Found in Translation will meet Thursday July 20th at 6:30 pm.

Our newest book club, Tell Me How It Ends, for nonfiction titles focusing on current events and social justice, continues with Evicted by Matthew Desmond.

In Evicted, Harvard sociologist and MacArthur “Genius” Matthew Desmond follows eight families in Milwaukee as they struggle to keep a roof over their heads. Hailed as “wrenching and revelatory” (The Nation), “vivid and unsettling” (New York Review of Books), Evicted transforms our understanding of poverty and economic exploitation while providing fresh ideas for solving one of 21st-century America’s most devastating problems. Its unforgettable scenes of hope and loss remind us of the centrality of home, without which nothing else is possible.

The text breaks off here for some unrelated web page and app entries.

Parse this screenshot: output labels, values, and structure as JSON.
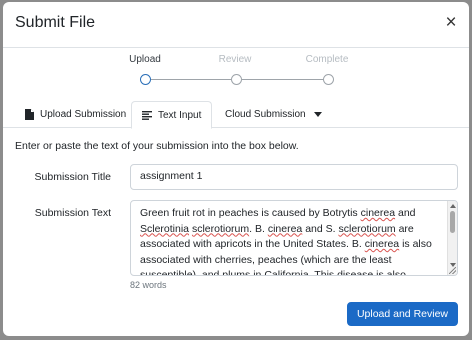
{
  "modal": {
    "title": "Submit File",
    "close_label": "×"
  },
  "stepper": {
    "steps": [
      {
        "label": "Upload",
        "active": true
      },
      {
        "label": "Review",
        "active": false
      },
      {
        "label": "Complete",
        "active": false
      }
    ]
  },
  "tabs": [
    {
      "label": "Upload Submission",
      "icon": "file-icon",
      "active": false
    },
    {
      "label": "Text Input",
      "icon": "align-left-icon",
      "active": true
    },
    {
      "label": "Cloud Submission",
      "icon": "caret-down-icon",
      "active": false
    }
  ],
  "form": {
    "instructions": "Enter or paste the text of your submission into the box below.",
    "title_label": "Submission Title",
    "title_value": "assignment 1",
    "text_label": "Submission Text",
    "text_segments": [
      {
        "t": "Green fruit rot in peaches is caused by Botrytis ",
        "spell": false
      },
      {
        "t": "cinerea",
        "spell": true
      },
      {
        "t": " and ",
        "spell": false
      },
      {
        "t": "Sclerotinia",
        "spell": true
      },
      {
        "t": " ",
        "spell": false
      },
      {
        "t": "sclerotiorum",
        "spell": true
      },
      {
        "t": ".  B. ",
        "spell": false
      },
      {
        "t": "cinerea",
        "spell": true
      },
      {
        "t": "  and S. ",
        "spell": false
      },
      {
        "t": "sclerotiorum",
        "spell": true
      },
      {
        "t": " are associated with apricots in the United States.  B. ",
        "spell": false
      },
      {
        "t": "cinerea",
        "spell": true
      },
      {
        "t": " is also associated with cherries, peaches (which are the least susceptible), and plums in California.  This disease is also",
        "spell": false
      }
    ],
    "word_count": "82 words"
  },
  "footer": {
    "submit_label": "Upload and Review"
  },
  "colors": {
    "primary": "#1b6ac6",
    "active_step": "#2a6fb8",
    "backdrop": "#8c8c8c"
  }
}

Tell Me How It Ends meets Monday, July 24th at 6:30 pm.

Next is our In Brief book club, exploring collections of short stories from writers new and established. For July, we are reading A Manual for Cleaning Women: Selected Stories by Lucia Berlin.

A Manual for Cleaning Women compiles the best work of the legendary short-story writer Lucia Berlin. With the wit of Lorrie Moore, the grit of Raymond Carver, and a blend of humor and melancholy all her own, Berlin crafts miracles from the everyday, uncovering moments of grace in the cafeterias and Laundromats of the American Southwest, in the homes of the Bay Area upper class, among switchboard operators and struggling mothers, hitchhikers and bad Christians. Lovers of the short story will revel in this remarkable collection from a master of the form and wonder how they’d ever overlooked her in the first place.

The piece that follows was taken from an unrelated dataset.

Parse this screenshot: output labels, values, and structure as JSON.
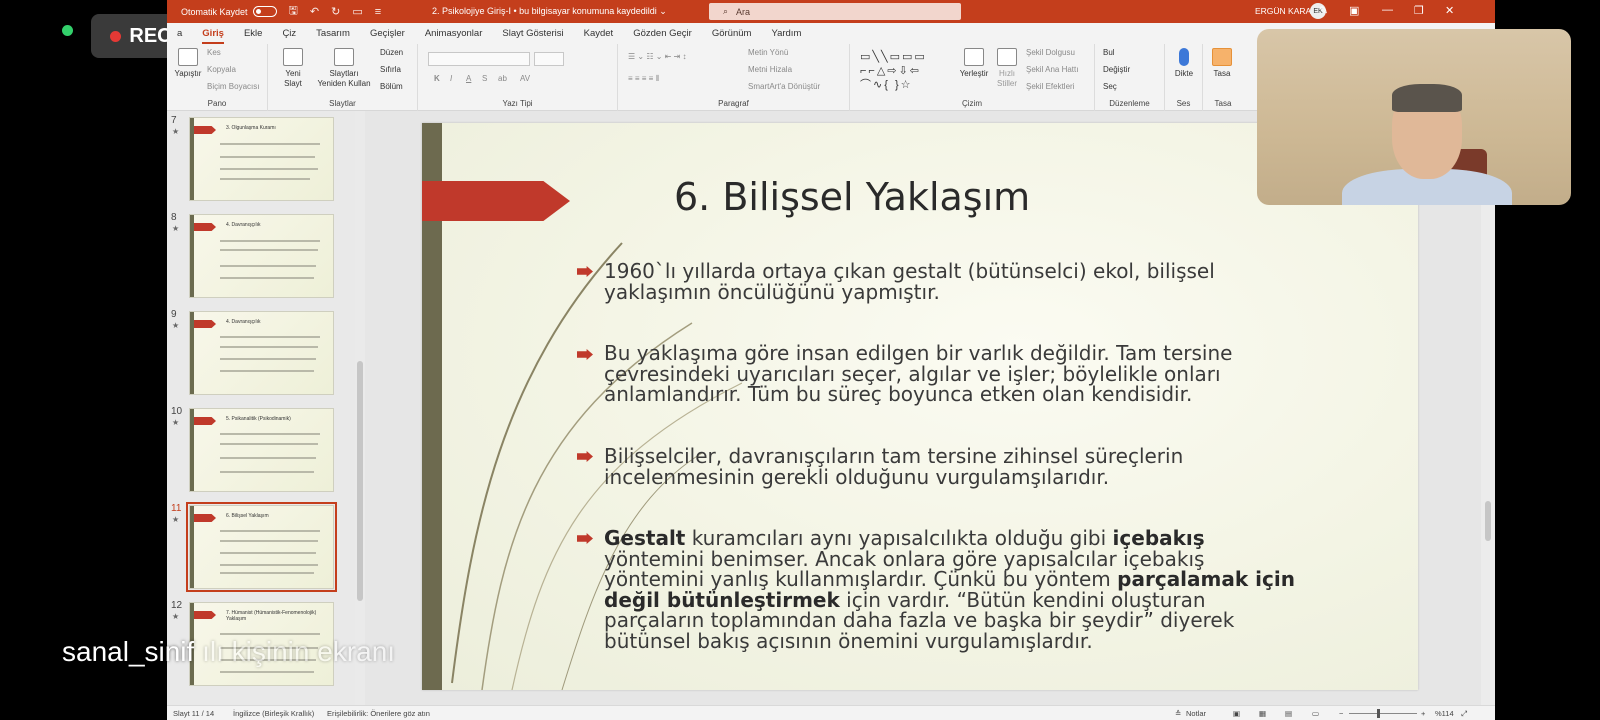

In Brief will meet Tuesday, July 25th at 6:30 pm.

Our last book club meeting of the month, Weird & Wonderful returns to discuss China Mountain Zhang by Maureen F. McHugh.

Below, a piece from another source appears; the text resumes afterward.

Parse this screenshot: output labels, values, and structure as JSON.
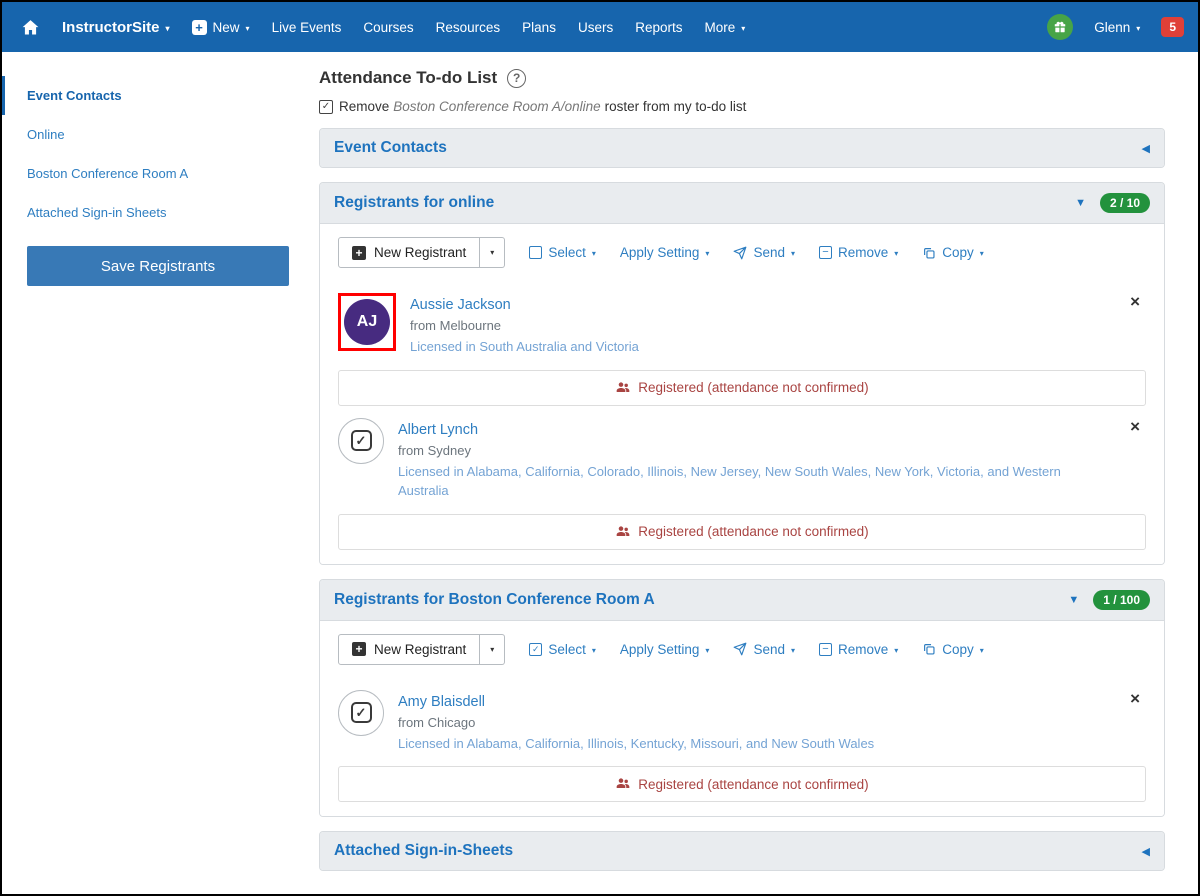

Winner of the James Tiptree, Jr. Memorial Award, the Lambda Literary Award, the Locus Award for Best First Novel, and a Hugo and Nebula Award nominee. With this groundbreaking novel, Maureen F. McHugh established herself as one of the decade's best science fiction writers. In its pages, we enter a postrevolution America, moving from the hyperurbanized eastern seaboard to the Arctic bleakness of Baffin Island; from the new Imperial City to an agricultural commune on Mars. The overlapping lives of cyberkite fliers, lonely colonists, illicit neural-pressball players, and organic engineers blend into a powerful, taut story of a young man's journey of discovery. This is a macroscopic world of microscopic intensity, one of the most brilliant visions of modern SF.

Weird & Wonderful meets Wednesday, July 26th at 6:30 pm.

Remember –all our book club choices get a discount, and there’s no sign up, just come ready to talk about the book!